Brad That's awesome!
Anna And it's Open Source, isn't it?
Ian It's Open Source in the sense that anyone can go and look at it and dig into it. It's not Open Source in the sense you can just plug it into your site; it won't work like that. I think that… I have toyed with the idea of trying to make that but it's a bit too opinionated and it really does depend on your environment and the structure of your project and your organisation. I think it's a bit of a leap too far.
Anna Yeah. That's what we've been hearing a lot.
Brad Yeah, with Pattern Lab we've been really struggling with that, just because there's just so many different back-end environments and set-ups and workflows and all of that, and to ask a very agnostic tool, or like you're even saying, if you were to create this as a project for other people to use, you'd really have to roll up your sleeves and get in there and hack it away in order to get it to work with your environment. But coming back to a lot of those things, what you were saying about moving to a more agnostic templating language, just even doing some stuff like that I think can maybe go a long way to make it a little more portable.
Ian Yeah, absolutely. And hopefully some other people figure this problem out as well. I guess…
Anna No, you do it!
Brad Yeah, yeah; you do it! You put this little thing together every Friday, so just freaking do it!
Ian I hear of about all these companies who've taken something from Rizzo and built their own version and there must be some… if we can reap those back in, there must be some way of finding common patterns between them which can help us figure this out. But I think it's really specific.
Brad We're almost out of time, but there's a couple really cool little… I don't want to say Easter Eggs, but these really cool features within Rizzo: one in your colour palette you have this nice little find the closest colour, so it look like you could just enter in a hex value and it will filter out and give you the closest colour that's in the style guide; that's freaking amazing!

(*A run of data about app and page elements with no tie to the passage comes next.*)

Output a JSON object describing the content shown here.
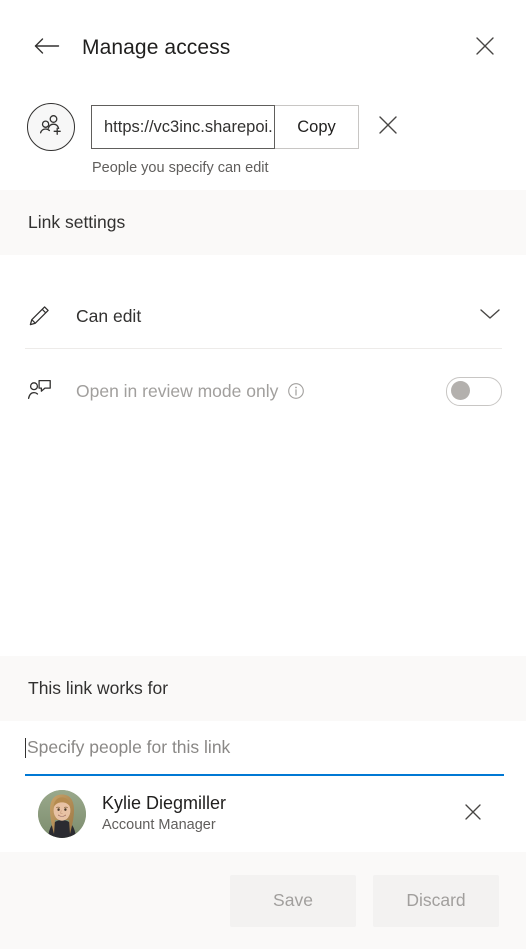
{
  "header": {
    "title": "Manage access",
    "back_icon": "arrow-left-icon",
    "close_icon": "close-icon"
  },
  "link": {
    "badge_icon": "people-add-icon",
    "url_value": "https://vc3inc.sharepoi...",
    "url_placeholder": "",
    "copy_label": "Copy",
    "remove_icon": "close-icon",
    "subtext": "People you specify can edit"
  },
  "link_settings": {
    "band_title": "Link settings",
    "permission": {
      "icon": "pencil-icon",
      "label": "Can edit",
      "chevron_icon": "chevron-down-icon"
    },
    "review_mode": {
      "icon": "person-comment-icon",
      "label": "Open in review mode only",
      "info_icon": "info-icon",
      "toggle_state": "off"
    }
  },
  "works_for": {
    "band_title": "This link works for",
    "picker_placeholder": "Specify people for this link",
    "picker_value": "",
    "people": [
      {
        "name": "Kylie Diegmiller",
        "role": "Account Manager",
        "avatar": "user-photo",
        "remove_icon": "close-icon"
      }
    ]
  },
  "footer": {
    "save_label": "Save",
    "discard_label": "Discard"
  },
  "colors": {
    "accent": "#0078d4",
    "band_bg": "#faf9f8",
    "text_primary": "#323130",
    "text_muted": "#605e5c",
    "disabled_text": "#a19f9d"
  }
}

Ian Yeah, that's really cool. I didn't do that!
Brad It's amazing!
Ian That's one of our developers at work; Remy. He did that on one of the Dev Days, and that's a really cool feature. Really nice.
Brad And then there's this other thing up towards the top, this performance monitoring, and I know that this isn't necessarily directly related to the style guide; well, it sort of is, but it's also living under one roof. Could you talk about that real quick… performance, and it looks like you have charts and graphs and all sorts of good stuff.
Brad That's freaking awesome. Yeah, just making that stuff visual; the visual nature of it is what's really striking to me. Red for this is going in the wrong direction; green for going in the right direction. And that stuff matters with something as invisible as performance; you really need to hit people over the head with it and visualise it in order for people to treat it as a priority, so that is just so cool.
Ian Thanks mate. Thank you! I like that section.
Brad Well OK, I think unfortunately we're out of time. We could probably talk literally all day about this and I want to, but for the sake of time, I think we'll have to wrap up. But seriously, thank you so much for coming on the show…
Anna Yeah, thank you.
Brad It's just… my jaw's been on the floor ever since this first came across my screen and so it's really cool that one: you guys made it, and two: it's out there for the world to see. So thank you for putting that out there for all of us to benefit from.
Anna And your blog posts as well have been really, really interesting.
Brad Yeah, oh Jeez, keep that up! That's really, really cool.
Ian Thank you.
Brad Cool. Well, thank you so much; really appreciate you being on the show and thanks everybody for tuning in. We'll have a new episode of the Style Guide Podcast for you later on. Thanks for listening.